EXERCISE REQUIREMENTS:
Within the data below, count the lines that include "Warning" and give only the count.

Stored entries
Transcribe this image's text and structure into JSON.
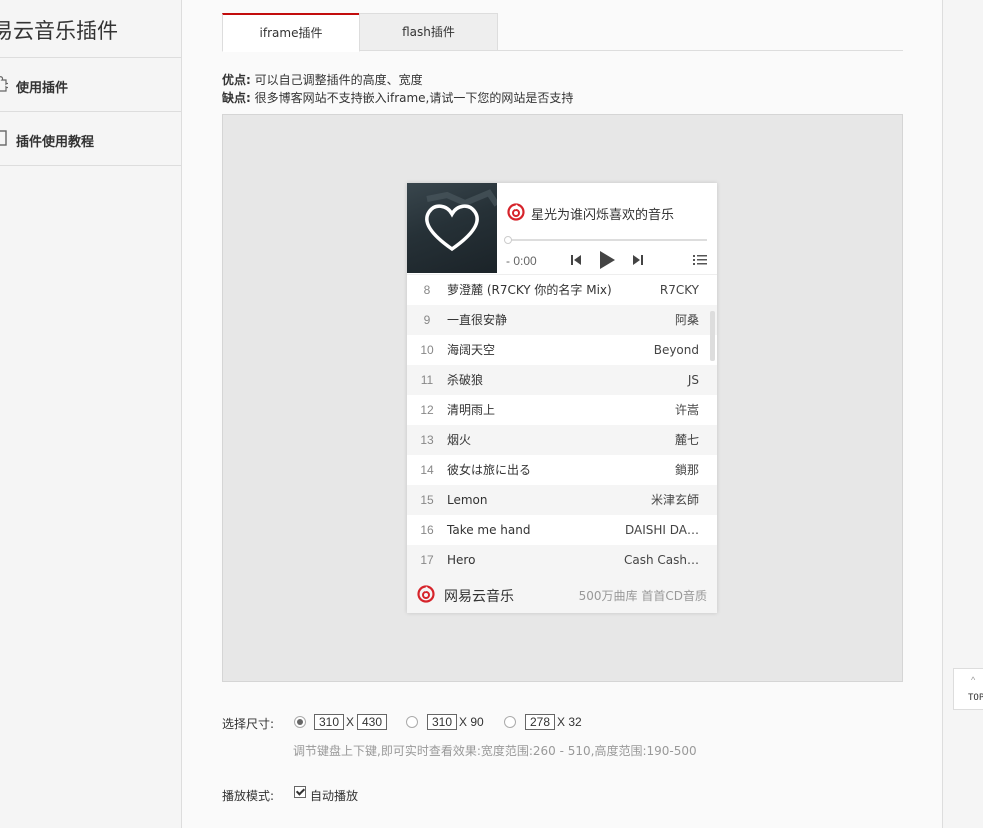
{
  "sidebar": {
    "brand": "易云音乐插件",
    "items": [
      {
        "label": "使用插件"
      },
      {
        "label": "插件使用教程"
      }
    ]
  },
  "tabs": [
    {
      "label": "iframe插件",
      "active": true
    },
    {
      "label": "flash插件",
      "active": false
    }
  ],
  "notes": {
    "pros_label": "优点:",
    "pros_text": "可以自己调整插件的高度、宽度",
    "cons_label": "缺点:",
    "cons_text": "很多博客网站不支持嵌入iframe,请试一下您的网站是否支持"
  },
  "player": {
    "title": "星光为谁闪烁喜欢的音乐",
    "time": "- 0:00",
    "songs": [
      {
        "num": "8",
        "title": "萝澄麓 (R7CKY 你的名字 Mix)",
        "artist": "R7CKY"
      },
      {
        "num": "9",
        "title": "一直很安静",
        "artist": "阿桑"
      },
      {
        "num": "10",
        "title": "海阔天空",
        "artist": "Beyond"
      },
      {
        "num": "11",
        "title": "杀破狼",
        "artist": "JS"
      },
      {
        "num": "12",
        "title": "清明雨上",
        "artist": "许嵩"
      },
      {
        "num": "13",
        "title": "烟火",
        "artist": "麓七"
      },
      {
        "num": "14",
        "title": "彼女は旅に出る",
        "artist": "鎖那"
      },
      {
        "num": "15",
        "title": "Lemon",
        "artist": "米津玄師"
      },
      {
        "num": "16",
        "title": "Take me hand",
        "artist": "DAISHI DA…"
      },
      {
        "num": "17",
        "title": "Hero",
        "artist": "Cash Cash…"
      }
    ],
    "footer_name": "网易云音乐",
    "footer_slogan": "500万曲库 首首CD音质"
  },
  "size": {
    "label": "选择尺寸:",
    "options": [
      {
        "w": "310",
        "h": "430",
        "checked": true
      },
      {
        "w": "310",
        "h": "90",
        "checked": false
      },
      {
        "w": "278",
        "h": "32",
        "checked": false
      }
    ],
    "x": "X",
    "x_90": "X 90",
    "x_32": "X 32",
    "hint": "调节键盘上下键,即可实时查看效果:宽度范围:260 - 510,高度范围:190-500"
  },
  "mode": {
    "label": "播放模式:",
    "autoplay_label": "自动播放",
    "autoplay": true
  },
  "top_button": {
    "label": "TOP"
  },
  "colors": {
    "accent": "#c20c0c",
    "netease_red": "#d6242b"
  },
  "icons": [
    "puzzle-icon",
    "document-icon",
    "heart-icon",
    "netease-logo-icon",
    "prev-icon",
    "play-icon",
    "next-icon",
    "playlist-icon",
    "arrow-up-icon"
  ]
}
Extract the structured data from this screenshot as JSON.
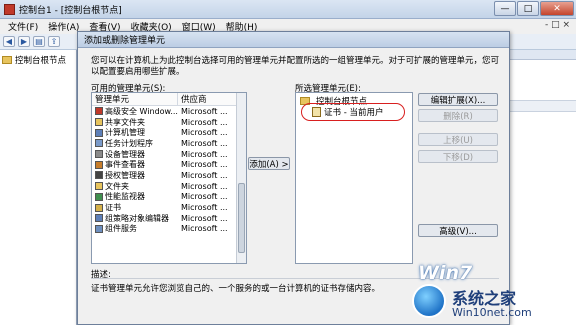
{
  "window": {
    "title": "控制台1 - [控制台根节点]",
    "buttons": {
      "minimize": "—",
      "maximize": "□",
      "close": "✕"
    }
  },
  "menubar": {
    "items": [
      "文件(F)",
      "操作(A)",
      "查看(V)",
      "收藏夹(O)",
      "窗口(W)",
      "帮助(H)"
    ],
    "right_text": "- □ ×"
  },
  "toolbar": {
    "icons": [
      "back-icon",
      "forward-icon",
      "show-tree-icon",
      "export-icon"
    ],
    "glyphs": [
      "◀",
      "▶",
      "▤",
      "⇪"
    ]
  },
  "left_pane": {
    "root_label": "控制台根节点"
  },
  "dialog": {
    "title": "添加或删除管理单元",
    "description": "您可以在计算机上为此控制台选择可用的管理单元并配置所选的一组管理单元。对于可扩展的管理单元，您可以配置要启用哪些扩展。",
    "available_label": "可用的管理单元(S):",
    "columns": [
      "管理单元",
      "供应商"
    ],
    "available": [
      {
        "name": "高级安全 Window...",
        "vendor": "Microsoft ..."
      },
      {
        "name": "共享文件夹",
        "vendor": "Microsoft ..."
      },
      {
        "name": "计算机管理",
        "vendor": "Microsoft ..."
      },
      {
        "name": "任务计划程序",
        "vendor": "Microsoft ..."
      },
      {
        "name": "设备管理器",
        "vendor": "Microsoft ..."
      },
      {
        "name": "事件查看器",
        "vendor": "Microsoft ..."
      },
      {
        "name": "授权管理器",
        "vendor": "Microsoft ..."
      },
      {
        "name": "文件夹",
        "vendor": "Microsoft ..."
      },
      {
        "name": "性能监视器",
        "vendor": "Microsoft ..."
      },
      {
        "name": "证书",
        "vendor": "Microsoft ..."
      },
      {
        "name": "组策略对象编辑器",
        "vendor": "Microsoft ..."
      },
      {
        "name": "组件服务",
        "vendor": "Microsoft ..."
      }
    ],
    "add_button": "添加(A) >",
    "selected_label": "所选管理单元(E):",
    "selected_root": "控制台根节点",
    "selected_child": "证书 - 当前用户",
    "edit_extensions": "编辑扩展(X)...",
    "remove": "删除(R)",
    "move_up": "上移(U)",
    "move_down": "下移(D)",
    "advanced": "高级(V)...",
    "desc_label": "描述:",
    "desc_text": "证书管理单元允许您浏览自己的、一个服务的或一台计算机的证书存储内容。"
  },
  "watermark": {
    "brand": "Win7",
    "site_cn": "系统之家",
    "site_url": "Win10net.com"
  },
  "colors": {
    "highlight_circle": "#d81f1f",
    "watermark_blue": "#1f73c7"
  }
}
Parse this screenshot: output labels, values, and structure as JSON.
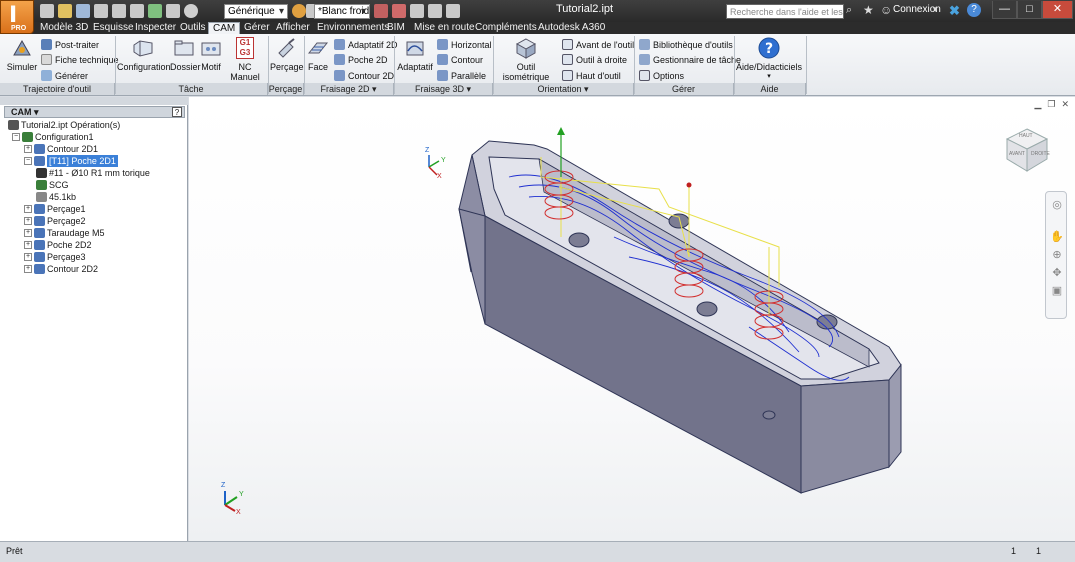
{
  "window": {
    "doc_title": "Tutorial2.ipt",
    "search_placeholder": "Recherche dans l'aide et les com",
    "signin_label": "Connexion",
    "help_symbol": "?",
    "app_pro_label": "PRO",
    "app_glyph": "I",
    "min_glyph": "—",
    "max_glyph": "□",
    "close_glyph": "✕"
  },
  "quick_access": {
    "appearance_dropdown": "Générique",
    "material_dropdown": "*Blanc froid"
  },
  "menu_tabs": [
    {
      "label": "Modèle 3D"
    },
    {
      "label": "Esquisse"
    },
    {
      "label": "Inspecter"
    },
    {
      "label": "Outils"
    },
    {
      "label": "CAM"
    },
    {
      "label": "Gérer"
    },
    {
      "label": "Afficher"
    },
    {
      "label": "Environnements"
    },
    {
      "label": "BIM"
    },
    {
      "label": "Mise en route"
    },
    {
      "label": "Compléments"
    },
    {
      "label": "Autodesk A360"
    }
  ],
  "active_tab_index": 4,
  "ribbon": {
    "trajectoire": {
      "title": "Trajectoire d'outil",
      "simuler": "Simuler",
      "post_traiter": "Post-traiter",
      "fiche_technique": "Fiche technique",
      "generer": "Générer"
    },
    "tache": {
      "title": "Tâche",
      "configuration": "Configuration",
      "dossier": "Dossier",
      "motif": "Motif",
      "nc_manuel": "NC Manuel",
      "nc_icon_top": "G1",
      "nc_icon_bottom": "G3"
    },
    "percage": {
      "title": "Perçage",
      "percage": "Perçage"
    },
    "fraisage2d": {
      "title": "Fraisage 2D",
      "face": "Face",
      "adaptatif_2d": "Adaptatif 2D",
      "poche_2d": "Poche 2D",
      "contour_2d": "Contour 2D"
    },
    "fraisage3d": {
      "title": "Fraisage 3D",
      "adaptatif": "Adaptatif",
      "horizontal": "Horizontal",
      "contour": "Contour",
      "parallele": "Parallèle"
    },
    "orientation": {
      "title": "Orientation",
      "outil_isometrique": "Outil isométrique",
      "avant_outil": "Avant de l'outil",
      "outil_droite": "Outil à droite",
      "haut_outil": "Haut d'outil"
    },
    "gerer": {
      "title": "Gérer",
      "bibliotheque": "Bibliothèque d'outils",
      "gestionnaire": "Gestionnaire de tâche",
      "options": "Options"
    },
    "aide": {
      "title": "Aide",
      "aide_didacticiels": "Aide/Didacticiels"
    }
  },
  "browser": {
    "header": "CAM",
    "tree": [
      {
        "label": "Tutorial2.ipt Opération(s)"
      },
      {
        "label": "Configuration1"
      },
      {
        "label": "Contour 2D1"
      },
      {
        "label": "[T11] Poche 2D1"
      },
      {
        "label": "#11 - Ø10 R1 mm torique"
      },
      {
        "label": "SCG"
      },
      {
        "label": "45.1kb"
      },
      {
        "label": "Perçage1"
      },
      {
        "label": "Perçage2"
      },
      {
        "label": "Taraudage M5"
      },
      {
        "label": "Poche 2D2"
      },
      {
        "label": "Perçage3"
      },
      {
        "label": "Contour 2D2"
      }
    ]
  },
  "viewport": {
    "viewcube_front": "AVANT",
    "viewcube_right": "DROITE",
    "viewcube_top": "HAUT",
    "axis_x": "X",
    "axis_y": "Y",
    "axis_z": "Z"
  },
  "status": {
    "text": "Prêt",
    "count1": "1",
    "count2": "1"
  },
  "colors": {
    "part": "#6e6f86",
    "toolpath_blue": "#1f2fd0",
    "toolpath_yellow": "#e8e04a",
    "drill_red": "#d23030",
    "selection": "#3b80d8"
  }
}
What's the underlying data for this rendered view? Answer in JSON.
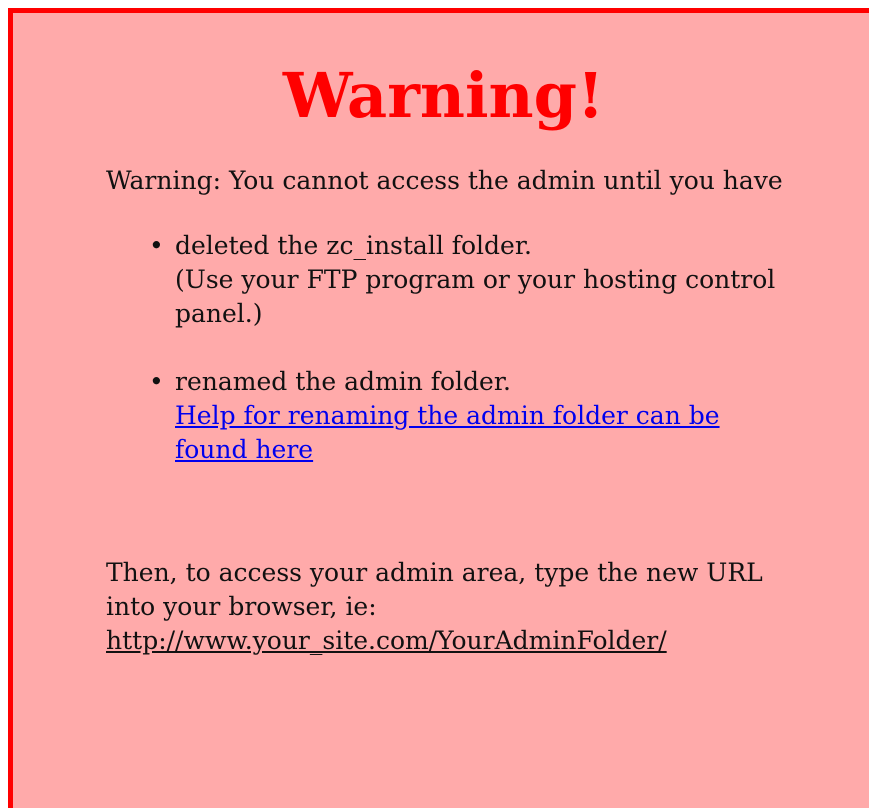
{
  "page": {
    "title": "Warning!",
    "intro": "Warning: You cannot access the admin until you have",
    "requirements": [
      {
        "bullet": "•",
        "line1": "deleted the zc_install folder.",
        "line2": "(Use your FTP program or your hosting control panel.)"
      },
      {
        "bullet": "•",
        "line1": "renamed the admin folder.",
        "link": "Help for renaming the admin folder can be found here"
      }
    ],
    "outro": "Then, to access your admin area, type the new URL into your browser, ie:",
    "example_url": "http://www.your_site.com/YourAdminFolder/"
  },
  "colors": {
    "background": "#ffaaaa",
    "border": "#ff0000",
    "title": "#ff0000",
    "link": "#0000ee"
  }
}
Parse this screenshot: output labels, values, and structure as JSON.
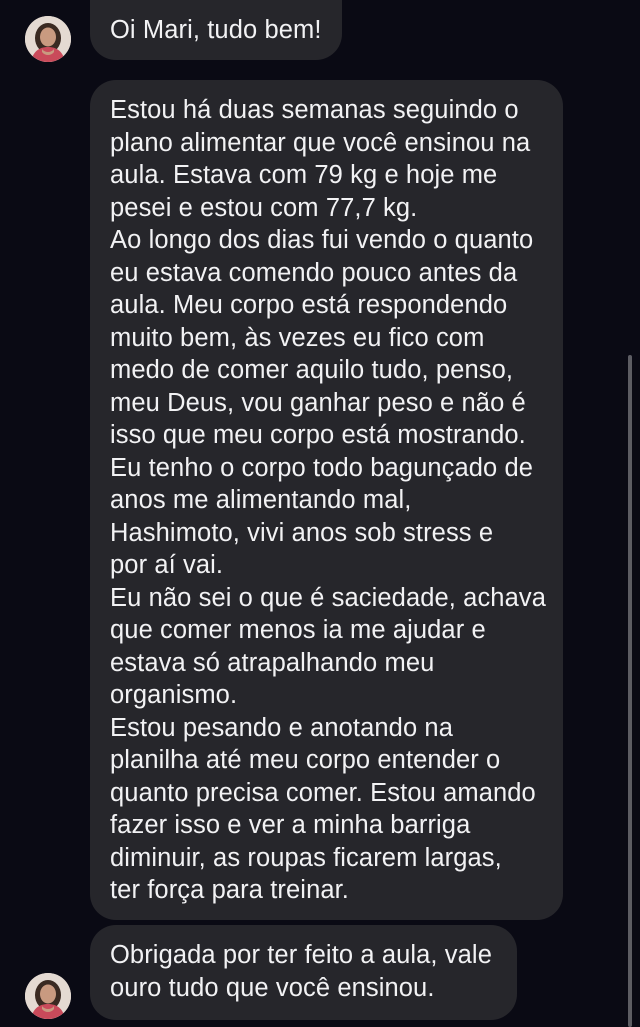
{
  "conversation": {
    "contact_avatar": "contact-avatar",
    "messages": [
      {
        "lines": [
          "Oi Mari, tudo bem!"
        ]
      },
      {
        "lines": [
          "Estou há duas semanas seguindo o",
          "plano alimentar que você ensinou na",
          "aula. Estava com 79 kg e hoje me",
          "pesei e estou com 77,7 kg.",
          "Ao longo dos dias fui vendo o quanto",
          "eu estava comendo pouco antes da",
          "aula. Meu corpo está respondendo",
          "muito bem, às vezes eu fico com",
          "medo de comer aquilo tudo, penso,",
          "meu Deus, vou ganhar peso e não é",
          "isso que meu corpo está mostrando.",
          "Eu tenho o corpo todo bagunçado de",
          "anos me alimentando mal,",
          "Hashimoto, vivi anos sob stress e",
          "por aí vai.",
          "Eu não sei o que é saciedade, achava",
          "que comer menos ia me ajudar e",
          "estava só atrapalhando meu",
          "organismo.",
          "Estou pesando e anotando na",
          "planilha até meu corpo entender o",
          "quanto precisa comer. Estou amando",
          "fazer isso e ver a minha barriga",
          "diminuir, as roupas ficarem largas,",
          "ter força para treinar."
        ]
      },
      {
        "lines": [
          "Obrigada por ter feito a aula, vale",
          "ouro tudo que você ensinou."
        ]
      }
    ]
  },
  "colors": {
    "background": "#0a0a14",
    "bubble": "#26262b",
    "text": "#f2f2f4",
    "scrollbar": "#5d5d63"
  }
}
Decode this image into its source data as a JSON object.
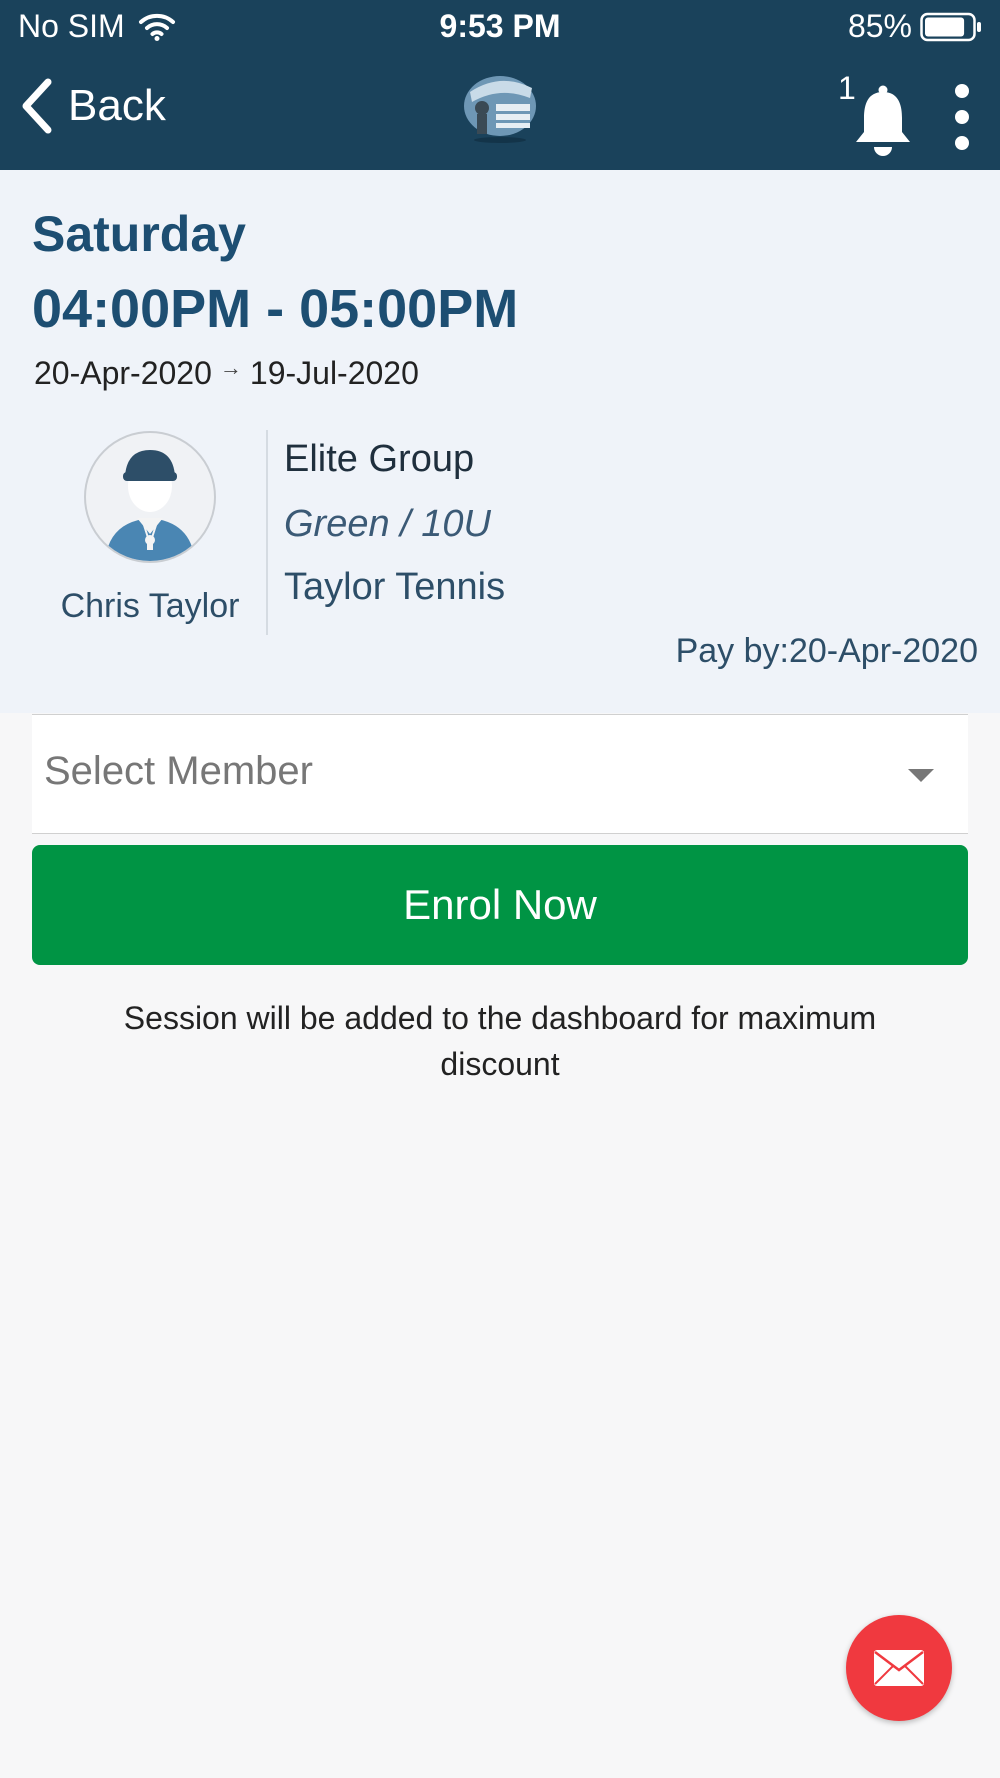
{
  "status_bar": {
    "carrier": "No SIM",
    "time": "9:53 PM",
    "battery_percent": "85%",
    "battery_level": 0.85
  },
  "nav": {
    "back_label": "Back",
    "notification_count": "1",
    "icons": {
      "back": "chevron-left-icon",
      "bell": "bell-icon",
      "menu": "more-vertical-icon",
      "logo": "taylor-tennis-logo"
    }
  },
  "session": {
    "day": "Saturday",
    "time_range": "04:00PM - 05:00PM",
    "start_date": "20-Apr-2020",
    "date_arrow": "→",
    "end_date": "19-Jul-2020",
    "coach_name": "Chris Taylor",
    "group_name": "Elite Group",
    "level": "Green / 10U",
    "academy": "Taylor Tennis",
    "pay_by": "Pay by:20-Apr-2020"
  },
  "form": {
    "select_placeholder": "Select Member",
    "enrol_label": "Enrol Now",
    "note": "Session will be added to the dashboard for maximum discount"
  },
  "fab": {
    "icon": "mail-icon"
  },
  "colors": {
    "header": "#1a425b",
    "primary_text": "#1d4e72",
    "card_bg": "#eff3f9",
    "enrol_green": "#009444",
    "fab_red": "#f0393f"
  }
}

SOLUTION TO THIS EXERCISE:
2